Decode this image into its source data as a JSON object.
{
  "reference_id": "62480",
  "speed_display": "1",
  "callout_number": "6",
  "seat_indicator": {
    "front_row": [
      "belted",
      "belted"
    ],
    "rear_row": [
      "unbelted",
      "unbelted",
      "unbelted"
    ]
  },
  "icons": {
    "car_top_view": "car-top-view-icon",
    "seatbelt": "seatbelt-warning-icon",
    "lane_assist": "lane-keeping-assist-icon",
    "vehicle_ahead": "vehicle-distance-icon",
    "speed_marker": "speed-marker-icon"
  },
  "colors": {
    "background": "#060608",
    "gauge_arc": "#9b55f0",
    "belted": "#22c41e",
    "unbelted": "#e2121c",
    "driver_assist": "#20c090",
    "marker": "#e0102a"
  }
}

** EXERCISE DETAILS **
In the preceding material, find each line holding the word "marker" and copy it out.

** PROBLEM SOLUTION **
    "speed_marker": "speed-marker-icon"
    "marker": "#e0102a"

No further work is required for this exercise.